* **GIVEN ENTRIES**:
--

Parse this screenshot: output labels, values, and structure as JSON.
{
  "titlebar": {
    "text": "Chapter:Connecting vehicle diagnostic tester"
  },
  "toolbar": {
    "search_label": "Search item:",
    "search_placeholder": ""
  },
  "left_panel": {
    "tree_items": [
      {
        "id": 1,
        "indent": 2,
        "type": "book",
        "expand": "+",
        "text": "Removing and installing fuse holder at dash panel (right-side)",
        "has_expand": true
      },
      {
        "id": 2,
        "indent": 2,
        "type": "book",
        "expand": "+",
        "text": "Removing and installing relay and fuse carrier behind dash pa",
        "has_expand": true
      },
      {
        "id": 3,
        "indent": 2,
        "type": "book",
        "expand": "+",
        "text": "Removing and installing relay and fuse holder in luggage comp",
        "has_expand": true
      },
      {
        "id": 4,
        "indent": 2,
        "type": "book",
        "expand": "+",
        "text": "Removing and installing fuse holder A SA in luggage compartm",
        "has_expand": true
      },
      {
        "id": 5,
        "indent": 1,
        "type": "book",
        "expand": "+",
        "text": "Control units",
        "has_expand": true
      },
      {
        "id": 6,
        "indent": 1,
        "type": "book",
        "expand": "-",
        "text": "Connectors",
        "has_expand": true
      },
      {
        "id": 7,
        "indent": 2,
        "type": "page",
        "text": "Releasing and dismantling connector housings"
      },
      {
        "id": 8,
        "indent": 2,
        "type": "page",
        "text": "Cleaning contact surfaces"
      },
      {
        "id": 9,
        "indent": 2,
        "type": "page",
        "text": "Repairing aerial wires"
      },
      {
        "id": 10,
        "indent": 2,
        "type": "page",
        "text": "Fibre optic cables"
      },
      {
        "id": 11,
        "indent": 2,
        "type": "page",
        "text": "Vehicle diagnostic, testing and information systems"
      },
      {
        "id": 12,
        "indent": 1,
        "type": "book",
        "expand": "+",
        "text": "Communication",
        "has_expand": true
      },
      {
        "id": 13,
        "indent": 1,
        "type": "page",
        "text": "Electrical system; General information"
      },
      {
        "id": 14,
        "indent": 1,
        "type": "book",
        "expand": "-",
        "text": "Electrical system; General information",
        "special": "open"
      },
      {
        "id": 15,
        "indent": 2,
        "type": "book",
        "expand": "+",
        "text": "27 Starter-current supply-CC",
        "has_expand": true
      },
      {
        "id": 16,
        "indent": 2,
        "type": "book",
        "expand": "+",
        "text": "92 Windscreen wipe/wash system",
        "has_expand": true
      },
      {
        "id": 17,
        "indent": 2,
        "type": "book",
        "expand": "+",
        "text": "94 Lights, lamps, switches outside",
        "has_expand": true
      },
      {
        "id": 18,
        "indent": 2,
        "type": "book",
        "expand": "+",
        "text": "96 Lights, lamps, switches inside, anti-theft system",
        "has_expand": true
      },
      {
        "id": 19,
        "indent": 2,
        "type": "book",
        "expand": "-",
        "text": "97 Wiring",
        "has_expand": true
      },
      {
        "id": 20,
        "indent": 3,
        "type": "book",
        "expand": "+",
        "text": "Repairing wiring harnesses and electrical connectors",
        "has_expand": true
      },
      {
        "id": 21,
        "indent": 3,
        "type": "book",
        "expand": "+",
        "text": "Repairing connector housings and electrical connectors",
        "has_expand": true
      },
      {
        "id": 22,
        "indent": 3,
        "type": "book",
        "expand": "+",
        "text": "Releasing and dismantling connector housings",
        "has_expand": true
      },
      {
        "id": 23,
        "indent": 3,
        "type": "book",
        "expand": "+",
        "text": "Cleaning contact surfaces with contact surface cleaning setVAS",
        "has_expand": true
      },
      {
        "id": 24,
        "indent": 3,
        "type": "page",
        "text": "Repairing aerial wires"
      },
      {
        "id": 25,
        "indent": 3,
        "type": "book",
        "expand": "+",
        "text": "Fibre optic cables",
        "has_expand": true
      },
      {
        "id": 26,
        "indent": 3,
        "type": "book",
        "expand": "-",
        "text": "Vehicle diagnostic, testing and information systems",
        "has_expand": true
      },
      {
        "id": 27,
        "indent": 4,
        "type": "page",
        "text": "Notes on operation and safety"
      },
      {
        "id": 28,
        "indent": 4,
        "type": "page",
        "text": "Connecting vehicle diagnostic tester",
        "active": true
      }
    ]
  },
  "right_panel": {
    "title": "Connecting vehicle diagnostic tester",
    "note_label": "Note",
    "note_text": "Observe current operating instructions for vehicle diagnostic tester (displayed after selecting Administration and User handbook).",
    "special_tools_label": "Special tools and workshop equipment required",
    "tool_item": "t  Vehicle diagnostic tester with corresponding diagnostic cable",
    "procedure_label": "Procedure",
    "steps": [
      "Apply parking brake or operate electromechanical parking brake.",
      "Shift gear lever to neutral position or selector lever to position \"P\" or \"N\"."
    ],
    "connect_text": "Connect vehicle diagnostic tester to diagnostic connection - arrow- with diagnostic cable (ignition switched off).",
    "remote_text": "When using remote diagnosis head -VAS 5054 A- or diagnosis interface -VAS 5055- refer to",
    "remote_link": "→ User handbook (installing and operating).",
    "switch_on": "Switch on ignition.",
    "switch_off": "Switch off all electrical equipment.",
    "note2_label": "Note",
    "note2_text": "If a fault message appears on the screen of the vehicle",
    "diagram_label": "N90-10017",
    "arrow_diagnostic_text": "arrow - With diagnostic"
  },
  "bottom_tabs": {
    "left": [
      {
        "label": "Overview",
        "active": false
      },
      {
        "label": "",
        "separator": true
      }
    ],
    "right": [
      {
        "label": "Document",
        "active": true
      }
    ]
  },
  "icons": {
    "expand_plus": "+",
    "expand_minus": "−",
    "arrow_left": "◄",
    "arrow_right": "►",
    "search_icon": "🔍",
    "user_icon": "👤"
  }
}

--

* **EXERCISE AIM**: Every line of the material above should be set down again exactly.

* **TASK RESPONSE**:
Parse this screenshot: output labels, values, and structure as JSON.
{
  "titlebar": {
    "text": "Chapter:Connecting vehicle diagnostic tester"
  },
  "toolbar": {
    "search_label": "Search item:",
    "search_placeholder": ""
  },
  "left_panel": {
    "tree_items": [
      {
        "id": 1,
        "indent": 2,
        "type": "book",
        "expand": "+",
        "text": "Removing and installing fuse holder at dash panel (right-side)",
        "has_expand": true
      },
      {
        "id": 2,
        "indent": 2,
        "type": "book",
        "expand": "+",
        "text": "Removing and installing relay and fuse carrier behind dash pa",
        "has_expand": true
      },
      {
        "id": 3,
        "indent": 2,
        "type": "book",
        "expand": "+",
        "text": "Removing and installing relay and fuse holder in luggage comp",
        "has_expand": true
      },
      {
        "id": 4,
        "indent": 2,
        "type": "book",
        "expand": "+",
        "text": "Removing and installing fuse holder A SA in luggage compartm",
        "has_expand": true
      },
      {
        "id": 5,
        "indent": 1,
        "type": "book",
        "expand": "+",
        "text": "Control units",
        "has_expand": true
      },
      {
        "id": 6,
        "indent": 1,
        "type": "book",
        "expand": "-",
        "text": "Connectors",
        "has_expand": true
      },
      {
        "id": 7,
        "indent": 2,
        "type": "page",
        "text": "Releasing and dismantling connector housings"
      },
      {
        "id": 8,
        "indent": 2,
        "type": "page",
        "text": "Cleaning contact surfaces"
      },
      {
        "id": 9,
        "indent": 2,
        "type": "page",
        "text": "Repairing aerial wires"
      },
      {
        "id": 10,
        "indent": 2,
        "type": "page",
        "text": "Fibre optic cables"
      },
      {
        "id": 11,
        "indent": 2,
        "type": "page",
        "text": "Vehicle diagnostic, testing and information systems"
      },
      {
        "id": 12,
        "indent": 1,
        "type": "book",
        "expand": "+",
        "text": "Communication",
        "has_expand": true
      },
      {
        "id": 13,
        "indent": 1,
        "type": "page",
        "text": "Electrical system; General information"
      },
      {
        "id": 14,
        "indent": 1,
        "type": "book",
        "expand": "-",
        "text": "Electrical system; General information",
        "special": "open"
      },
      {
        "id": 15,
        "indent": 2,
        "type": "book",
        "expand": "+",
        "text": "27 Starter-current supply-CC",
        "has_expand": true
      },
      {
        "id": 16,
        "indent": 2,
        "type": "book",
        "expand": "+",
        "text": "92 Windscreen wipe/wash system",
        "has_expand": true
      },
      {
        "id": 17,
        "indent": 2,
        "type": "book",
        "expand": "+",
        "text": "94 Lights, lamps, switches outside",
        "has_expand": true
      },
      {
        "id": 18,
        "indent": 2,
        "type": "book",
        "expand": "+",
        "text": "96 Lights, lamps, switches inside, anti-theft system",
        "has_expand": true
      },
      {
        "id": 19,
        "indent": 2,
        "type": "book",
        "expand": "-",
        "text": "97 Wiring",
        "has_expand": true
      },
      {
        "id": 20,
        "indent": 3,
        "type": "book",
        "expand": "+",
        "text": "Repairing wiring harnesses and electrical connectors",
        "has_expand": true
      },
      {
        "id": 21,
        "indent": 3,
        "type": "book",
        "expand": "+",
        "text": "Repairing connector housings and electrical connectors",
        "has_expand": true
      },
      {
        "id": 22,
        "indent": 3,
        "type": "book",
        "expand": "+",
        "text": "Releasing and dismantling connector housings",
        "has_expand": true
      },
      {
        "id": 23,
        "indent": 3,
        "type": "book",
        "expand": "+",
        "text": "Cleaning contact surfaces with contact surface cleaning setVAS",
        "has_expand": true
      },
      {
        "id": 24,
        "indent": 3,
        "type": "page",
        "text": "Repairing aerial wires"
      },
      {
        "id": 25,
        "indent": 3,
        "type": "book",
        "expand": "+",
        "text": "Fibre optic cables",
        "has_expand": true
      },
      {
        "id": 26,
        "indent": 3,
        "type": "book",
        "expand": "-",
        "text": "Vehicle diagnostic, testing and information systems",
        "has_expand": true
      },
      {
        "id": 27,
        "indent": 4,
        "type": "page",
        "text": "Notes on operation and safety"
      },
      {
        "id": 28,
        "indent": 4,
        "type": "page",
        "text": "Connecting vehicle diagnostic tester",
        "active": true
      }
    ]
  },
  "right_panel": {
    "title": "Connecting vehicle diagnostic tester",
    "note_label": "Note",
    "note_text": "Observe current operating instructions for vehicle diagnostic tester (displayed after selecting Administration and User handbook).",
    "special_tools_label": "Special tools and workshop equipment required",
    "tool_item": "t  Vehicle diagnostic tester with corresponding diagnostic cable",
    "procedure_label": "Procedure",
    "steps": [
      "Apply parking brake or operate electromechanical parking brake.",
      "Shift gear lever to neutral position or selector lever to position \"P\" or \"N\"."
    ],
    "connect_text": "Connect vehicle diagnostic tester to diagnostic connection - arrow- with diagnostic cable (ignition switched off).",
    "remote_text": "When using remote diagnosis head -VAS 5054 A- or diagnosis interface -VAS 5055- refer to",
    "remote_link": "→ User handbook (installing and operating).",
    "switch_on": "Switch on ignition.",
    "switch_off": "Switch off all electrical equipment.",
    "note2_label": "Note",
    "note2_text": "If a fault message appears on the screen of the vehicle",
    "diagram_label": "N90-10017",
    "arrow_diagnostic_text": "arrow - With diagnostic"
  },
  "bottom_tabs": {
    "left": [
      {
        "label": "Overview",
        "active": false
      },
      {
        "label": "",
        "separator": true
      }
    ],
    "right": [
      {
        "label": "Document",
        "active": true
      }
    ]
  },
  "icons": {
    "expand_plus": "+",
    "expand_minus": "−",
    "arrow_left": "◄",
    "arrow_right": "►",
    "search_icon": "🔍",
    "user_icon": "👤"
  }
}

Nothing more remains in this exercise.